C- Should can also be used in subordinate clauses when we are expressing the idea that something must be done or is important. The fact is that this happens after verbs like a command, order, request, insist, suggest, advise etc. & after adjectives like important, vital, essential, necessary, eager, anxious, concerned etc.

  • She insisted that the contract should be read aloud.
  • I am anxious that nobody should be hurt.

D- Should is also used in subordinate clauses in sentences where we express personal reactions to events. We express our reactions with words like—amazing, interesting, shocked, sorry, normal, natural, it’s a shame etc.

  • I am sorry you should think I did it on purpose.
  • I was shocked that she should not have invited Mr Kapoor.

6. A- Must is followed by the infinitive without to

  • I must get up at five tomorrow.

B- Must is used to give strong advice or orders :

  • I really must stop drinking.
  • You must be here by 8 o’clock.

C- Must is used to say that we are sure about something

  • I am in love—that must be nice.

D- Must is used after a past reporting verb.

  • I felt there must be something wrong.

7. A- Should and Ought have similar meanings, but ought is followed by to. Ought to has a more objective force and is used when we are talking about laws, duties and regulations

  • We ought to see her tomorrow.

B- Should and ought to can also be used to talk about strong probability:

  • He has bought thirty pints of whisky—that ought to be enough.

C- To talk about things which did not happen, although they were supposed to, we use should and ought to with the perfect infinitive :

  • The taxi should have arrived at 8.30.

8. A- Do is used to make the question and negative forms of ordinary verbs :

  • Do you know Rajat?
  • I don’t like trout.

B- Do is used in question-tags and short answers:

  • You know painting, do you?
  • Does he know I and here? —Yes, he does.

C- Do is used before an imperative to make the request more persuasive :

  • Do accompany us.

D- Do is not used in questions which have who, what or which as their subject :

  • Who said that?
  • What happened?
  • Which one’s that?

E- But if who, what or which is the object of the sentence, do is used:

  • Who did you see?
  • Which department do you want?
                                 INCORRECT                                     CORRECT
1. Will I know the result?

 2. You shall help the poor. It is my advice.

 3. Will I come in? I am sorry for being late.

 4. He worked hard but he may not pass.

5. He said that he can do that work.

 6. One of my friends are a doctor.
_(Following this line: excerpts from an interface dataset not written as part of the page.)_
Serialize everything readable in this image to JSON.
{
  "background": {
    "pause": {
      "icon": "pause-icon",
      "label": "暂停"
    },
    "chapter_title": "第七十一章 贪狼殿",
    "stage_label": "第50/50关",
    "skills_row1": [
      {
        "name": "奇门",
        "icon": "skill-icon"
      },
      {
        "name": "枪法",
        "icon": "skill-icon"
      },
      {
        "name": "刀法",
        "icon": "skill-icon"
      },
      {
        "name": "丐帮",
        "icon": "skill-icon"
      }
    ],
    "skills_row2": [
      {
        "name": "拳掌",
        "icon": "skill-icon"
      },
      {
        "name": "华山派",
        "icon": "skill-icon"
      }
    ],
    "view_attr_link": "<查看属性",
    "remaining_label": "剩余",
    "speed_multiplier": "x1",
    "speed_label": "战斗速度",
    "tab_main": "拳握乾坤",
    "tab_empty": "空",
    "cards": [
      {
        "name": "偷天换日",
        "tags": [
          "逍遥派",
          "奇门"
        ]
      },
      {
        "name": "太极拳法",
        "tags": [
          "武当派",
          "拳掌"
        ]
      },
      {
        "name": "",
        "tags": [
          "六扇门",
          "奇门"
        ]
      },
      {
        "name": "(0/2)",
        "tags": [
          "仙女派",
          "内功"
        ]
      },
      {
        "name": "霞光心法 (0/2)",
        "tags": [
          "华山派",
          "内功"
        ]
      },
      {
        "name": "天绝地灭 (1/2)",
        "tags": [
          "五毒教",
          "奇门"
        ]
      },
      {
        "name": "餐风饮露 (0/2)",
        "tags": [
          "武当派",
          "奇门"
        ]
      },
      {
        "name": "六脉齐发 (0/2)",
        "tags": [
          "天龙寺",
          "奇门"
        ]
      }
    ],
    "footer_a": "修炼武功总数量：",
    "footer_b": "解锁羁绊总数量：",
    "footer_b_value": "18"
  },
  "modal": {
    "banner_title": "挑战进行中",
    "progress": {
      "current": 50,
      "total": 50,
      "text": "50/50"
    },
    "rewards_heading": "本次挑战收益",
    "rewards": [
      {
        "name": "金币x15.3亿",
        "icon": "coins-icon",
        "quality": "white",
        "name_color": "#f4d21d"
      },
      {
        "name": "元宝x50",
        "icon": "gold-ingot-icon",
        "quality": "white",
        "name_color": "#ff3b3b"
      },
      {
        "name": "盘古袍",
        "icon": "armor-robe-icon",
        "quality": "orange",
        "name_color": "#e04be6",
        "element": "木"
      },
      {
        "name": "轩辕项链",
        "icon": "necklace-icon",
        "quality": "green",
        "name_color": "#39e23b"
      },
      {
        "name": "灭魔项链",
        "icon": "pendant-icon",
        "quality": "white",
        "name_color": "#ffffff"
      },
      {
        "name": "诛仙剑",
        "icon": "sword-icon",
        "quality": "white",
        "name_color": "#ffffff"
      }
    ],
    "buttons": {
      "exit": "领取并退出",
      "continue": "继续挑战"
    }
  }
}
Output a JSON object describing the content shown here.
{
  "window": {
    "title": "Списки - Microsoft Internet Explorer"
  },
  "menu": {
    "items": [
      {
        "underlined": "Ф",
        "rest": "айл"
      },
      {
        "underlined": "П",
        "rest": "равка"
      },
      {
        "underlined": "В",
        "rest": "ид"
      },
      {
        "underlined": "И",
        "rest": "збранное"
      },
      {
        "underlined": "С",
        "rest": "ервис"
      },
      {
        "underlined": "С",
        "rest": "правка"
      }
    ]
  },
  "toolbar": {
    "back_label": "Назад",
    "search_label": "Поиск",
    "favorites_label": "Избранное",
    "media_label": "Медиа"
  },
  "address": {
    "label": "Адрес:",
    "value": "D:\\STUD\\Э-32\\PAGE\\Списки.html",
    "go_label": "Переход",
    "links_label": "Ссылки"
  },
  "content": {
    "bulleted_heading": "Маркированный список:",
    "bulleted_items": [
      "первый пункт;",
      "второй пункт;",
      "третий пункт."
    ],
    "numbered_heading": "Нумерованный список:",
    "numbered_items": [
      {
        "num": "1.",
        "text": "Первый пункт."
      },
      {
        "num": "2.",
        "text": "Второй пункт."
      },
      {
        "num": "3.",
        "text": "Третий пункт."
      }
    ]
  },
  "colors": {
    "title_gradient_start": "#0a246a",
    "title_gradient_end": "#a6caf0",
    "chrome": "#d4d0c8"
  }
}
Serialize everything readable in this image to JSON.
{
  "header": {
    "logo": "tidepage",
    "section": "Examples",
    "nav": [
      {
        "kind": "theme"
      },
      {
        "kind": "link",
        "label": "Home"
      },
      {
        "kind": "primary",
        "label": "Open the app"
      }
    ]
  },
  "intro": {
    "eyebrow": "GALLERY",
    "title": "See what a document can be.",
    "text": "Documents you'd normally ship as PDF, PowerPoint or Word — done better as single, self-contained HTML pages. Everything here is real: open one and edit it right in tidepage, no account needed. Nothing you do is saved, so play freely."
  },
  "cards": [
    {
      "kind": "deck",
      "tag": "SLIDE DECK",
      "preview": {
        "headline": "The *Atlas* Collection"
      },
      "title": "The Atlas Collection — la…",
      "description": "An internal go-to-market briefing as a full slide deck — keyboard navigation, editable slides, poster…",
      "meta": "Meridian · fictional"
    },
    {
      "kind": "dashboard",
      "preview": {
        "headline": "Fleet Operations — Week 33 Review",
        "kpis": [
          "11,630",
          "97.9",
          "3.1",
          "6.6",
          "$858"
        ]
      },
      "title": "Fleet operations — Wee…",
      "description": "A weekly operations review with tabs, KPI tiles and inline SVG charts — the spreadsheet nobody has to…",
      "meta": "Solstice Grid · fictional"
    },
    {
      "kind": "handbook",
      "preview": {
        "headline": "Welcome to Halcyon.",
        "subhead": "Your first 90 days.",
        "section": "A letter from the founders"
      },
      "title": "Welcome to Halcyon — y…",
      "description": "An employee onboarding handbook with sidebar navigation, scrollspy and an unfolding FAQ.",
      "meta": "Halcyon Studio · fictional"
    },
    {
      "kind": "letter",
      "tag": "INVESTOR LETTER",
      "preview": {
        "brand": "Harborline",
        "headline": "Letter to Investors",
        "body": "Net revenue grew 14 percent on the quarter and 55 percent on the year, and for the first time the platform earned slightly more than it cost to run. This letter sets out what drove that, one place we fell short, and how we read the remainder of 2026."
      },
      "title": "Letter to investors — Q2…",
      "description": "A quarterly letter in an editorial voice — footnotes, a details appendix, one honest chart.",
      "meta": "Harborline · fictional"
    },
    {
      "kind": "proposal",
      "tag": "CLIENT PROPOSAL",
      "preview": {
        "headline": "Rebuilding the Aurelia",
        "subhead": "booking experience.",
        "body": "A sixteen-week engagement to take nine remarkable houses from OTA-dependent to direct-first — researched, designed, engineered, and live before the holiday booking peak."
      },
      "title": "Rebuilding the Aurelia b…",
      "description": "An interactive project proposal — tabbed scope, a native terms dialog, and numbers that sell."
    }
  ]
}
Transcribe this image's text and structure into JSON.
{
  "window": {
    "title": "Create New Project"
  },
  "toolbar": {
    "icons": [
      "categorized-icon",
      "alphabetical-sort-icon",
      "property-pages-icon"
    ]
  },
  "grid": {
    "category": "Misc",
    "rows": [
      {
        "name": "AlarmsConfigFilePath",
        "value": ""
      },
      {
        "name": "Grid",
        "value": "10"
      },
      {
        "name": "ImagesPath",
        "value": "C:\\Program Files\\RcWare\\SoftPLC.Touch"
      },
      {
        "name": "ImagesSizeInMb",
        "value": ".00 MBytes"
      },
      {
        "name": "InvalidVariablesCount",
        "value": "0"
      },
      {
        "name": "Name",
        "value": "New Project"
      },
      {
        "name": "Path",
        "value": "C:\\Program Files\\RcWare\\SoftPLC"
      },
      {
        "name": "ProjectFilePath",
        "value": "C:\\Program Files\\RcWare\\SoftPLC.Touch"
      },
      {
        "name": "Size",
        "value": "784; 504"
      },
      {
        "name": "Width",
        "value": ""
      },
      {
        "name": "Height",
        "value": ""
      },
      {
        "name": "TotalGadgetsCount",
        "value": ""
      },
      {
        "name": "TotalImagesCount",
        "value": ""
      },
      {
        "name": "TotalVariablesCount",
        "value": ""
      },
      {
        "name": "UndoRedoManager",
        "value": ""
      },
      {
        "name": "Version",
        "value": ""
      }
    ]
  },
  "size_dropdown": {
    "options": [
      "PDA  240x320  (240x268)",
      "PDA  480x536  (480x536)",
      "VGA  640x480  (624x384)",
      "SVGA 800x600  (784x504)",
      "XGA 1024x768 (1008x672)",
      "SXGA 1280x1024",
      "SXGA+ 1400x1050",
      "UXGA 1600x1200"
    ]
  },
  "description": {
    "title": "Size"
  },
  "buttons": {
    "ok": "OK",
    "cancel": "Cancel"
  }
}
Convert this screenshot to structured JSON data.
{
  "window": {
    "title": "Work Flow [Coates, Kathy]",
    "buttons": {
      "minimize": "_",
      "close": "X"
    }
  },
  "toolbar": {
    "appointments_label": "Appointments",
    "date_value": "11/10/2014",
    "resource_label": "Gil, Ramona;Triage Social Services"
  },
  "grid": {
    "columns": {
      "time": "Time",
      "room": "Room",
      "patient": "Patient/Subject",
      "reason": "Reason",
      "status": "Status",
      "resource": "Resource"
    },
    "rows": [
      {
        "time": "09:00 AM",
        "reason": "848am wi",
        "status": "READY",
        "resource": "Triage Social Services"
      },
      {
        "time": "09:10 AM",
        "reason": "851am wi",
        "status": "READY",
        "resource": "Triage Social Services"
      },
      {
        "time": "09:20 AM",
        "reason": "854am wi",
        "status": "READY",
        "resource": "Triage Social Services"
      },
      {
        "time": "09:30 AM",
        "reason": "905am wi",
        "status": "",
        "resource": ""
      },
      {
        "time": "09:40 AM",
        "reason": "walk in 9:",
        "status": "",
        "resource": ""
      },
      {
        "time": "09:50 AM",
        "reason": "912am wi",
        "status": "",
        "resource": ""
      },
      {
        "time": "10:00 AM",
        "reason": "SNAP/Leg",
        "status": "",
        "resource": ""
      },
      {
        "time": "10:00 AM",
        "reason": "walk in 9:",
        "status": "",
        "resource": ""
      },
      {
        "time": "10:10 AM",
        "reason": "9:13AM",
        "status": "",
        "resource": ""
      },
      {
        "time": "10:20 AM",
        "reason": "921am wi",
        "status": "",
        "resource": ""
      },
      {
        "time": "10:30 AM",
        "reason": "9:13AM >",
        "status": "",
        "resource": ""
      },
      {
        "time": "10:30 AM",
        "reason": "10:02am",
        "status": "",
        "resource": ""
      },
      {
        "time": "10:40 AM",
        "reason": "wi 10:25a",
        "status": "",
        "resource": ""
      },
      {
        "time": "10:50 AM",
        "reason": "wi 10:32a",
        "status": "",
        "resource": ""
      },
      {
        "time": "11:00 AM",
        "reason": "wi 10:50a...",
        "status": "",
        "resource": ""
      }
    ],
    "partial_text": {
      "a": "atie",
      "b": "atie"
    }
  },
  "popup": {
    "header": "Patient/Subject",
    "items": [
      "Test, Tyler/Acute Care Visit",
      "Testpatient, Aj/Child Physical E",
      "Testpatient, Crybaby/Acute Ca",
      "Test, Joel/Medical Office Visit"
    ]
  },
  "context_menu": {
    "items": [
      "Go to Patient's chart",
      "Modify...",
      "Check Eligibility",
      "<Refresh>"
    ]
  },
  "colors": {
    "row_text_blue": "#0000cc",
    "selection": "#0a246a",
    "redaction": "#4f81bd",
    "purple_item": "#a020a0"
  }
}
7. Ten miles are a long distance.

8. I will rather starve than beg .

 9. He use to drink before marriage.

10. Walk slowly lest you will fall.

11. He said that he will help me.

 12. Bread and butter are a good breakfast.

 13. There are potatoes and cabbage for lunch.

14. If you may work hard, you will pass.

1. Shall I know the result?

2. You should help the poor. It is my advice.

 3. May I come in? I am sorry for being late.

 4. He worked hard but he could not pass.

 5. He said that he could do that work.

6. One of my friends is a doctor.

 7. Ten miles is a long distance.

8. I would rather starve than beg.

9. He used to drink before marriage.

 10. Walk slowly lest you should fall.

11. He said that he would help me.

 12. Bread and butter is a good breakfast.

 13. There is potatoes and cabbage for lunch.

 14. If you work hard, you will pass.